Raising the Minimum Wage Will Cut Entry-Level Jobs
According to the Bureau of Labor Statistics, there are 80 million hourly paid workers in the United States. Only 221,000 hourly paid workers age 25 or over earn the federal minimum wage. That’s 0.27 percent, an extremely small number. Moreover, most people in minimum wage jobs remain in them for less than a year. They typically work at that level for a relatively brief training period before their pay goes up.
That’s a very different reality than the one described by Sen. Bernie Sanders and other Democrats this week when they introduced legislation to more than double the minimum wage. The way they describe it, there are millions of American families struggling to survive on $7.25 per hour. It isn’t true.

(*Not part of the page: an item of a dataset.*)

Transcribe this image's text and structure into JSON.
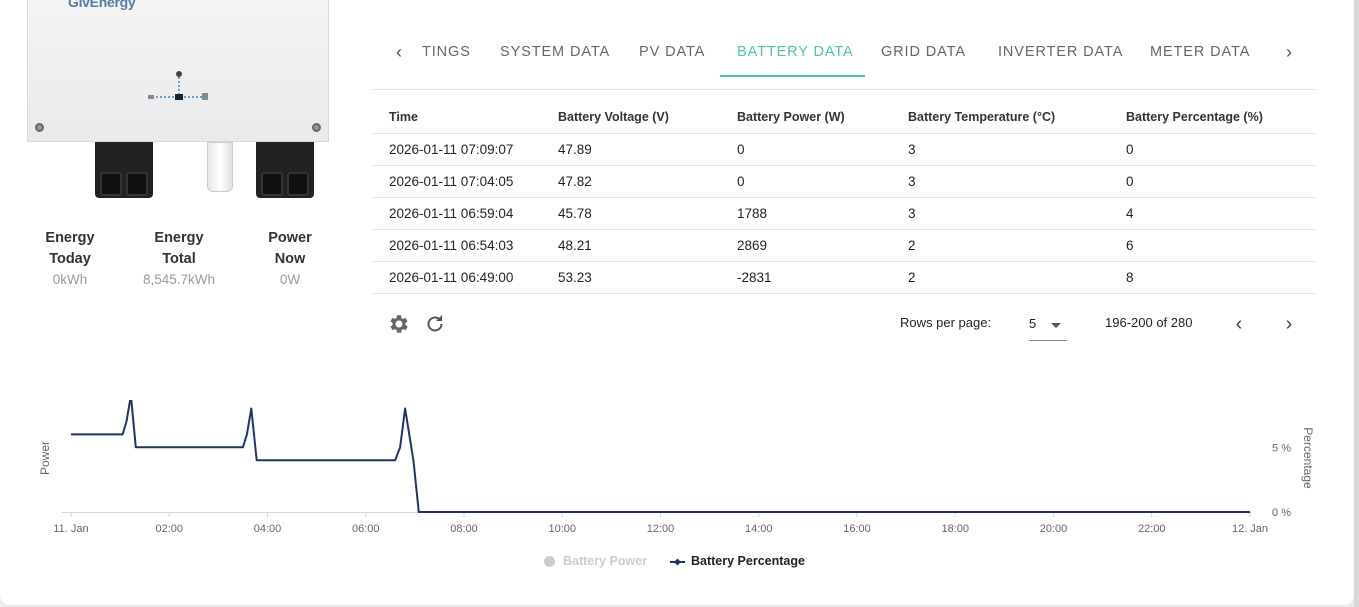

The truth is that minimum wage jobs have always been designed for younger workers with fewer skills and very little experience. They are entry-level jobs in the truest sense. The largest block of minimum wage worker are teenagers, of course — although, according to BLS, 96 percent of them make more than the federal minimum. The point that the Democrats are missing is that entry-level jobs are valuable in ways that can’t be measured in dollars and cents.
These are rungs on the ladder to the middle class. They are where young people acquire the skills, work habits, and responsibilities to move up to better jobs. There are millions of jobs in the economy that pay decent wages that do not require a college education. Jobs in manufacturing, the construction trades, food services, health care, energy, hospitality, retail management, and many other industries pay $50,000 a year and sometimes much higher. And in this economy, where workers are in high demand and wages are rising, there are more of those jobs available right now than there are people to fill them.
Raising the minimum wage to $15 per hour will hurt many of the people the Democrats say they care about. In fact, research by the University of Washington found that Seattle’s $15 minimum wage law, enacted several years ago, reduced employment and take-home pay. The study found that workers lost an average of $125 per month after the law took effect. That’s because employers could not absorb the increase. They were forced to reduce hours for their workers, which resulted in lower wages.
The youngest workers will be hit hardest. Doubling the minimum wage will make entry-level jobs more appealing to older workers looking to make a little extra money. With more experience, higher skills and maturity, they’ll be competing against younger candidates who’ll need more training and supervision.
In the end, robots will be the big winners. As technology advances and becomes cheaper to produce and deploy, many employers will seek to replace workers with automation. It’s happening now, and that trend will accelerate under policies that arbitrarily increase the cost of human labor.
Several years ago, the Job Creators Network launched a campaign, the “Fight for $50,” aimed at protecting jobs that pay $50,000 per year. That campaign suddenly has more urgency. The Democrats’ plan will raise the cost of entry-level labor beyond what many employers can pay. The result will be fewer opportunities for entry-level workers. Their path to better jobs will be cut off.
Small businesses everywhere will be hurt as well, but the places hit hardest will be Middle America, where incomes and the cost of living are much lower than they are in Seattle, New York City, San Francisco and other places where ideas like this are more fashionable than practical.
Members of Congress who genuinely care about entry-level workers and struggling families should reject the “Fight for $15” and join the “Fight for $50.” They should focus on policies that lead to more, not fewer, entry-level jobs.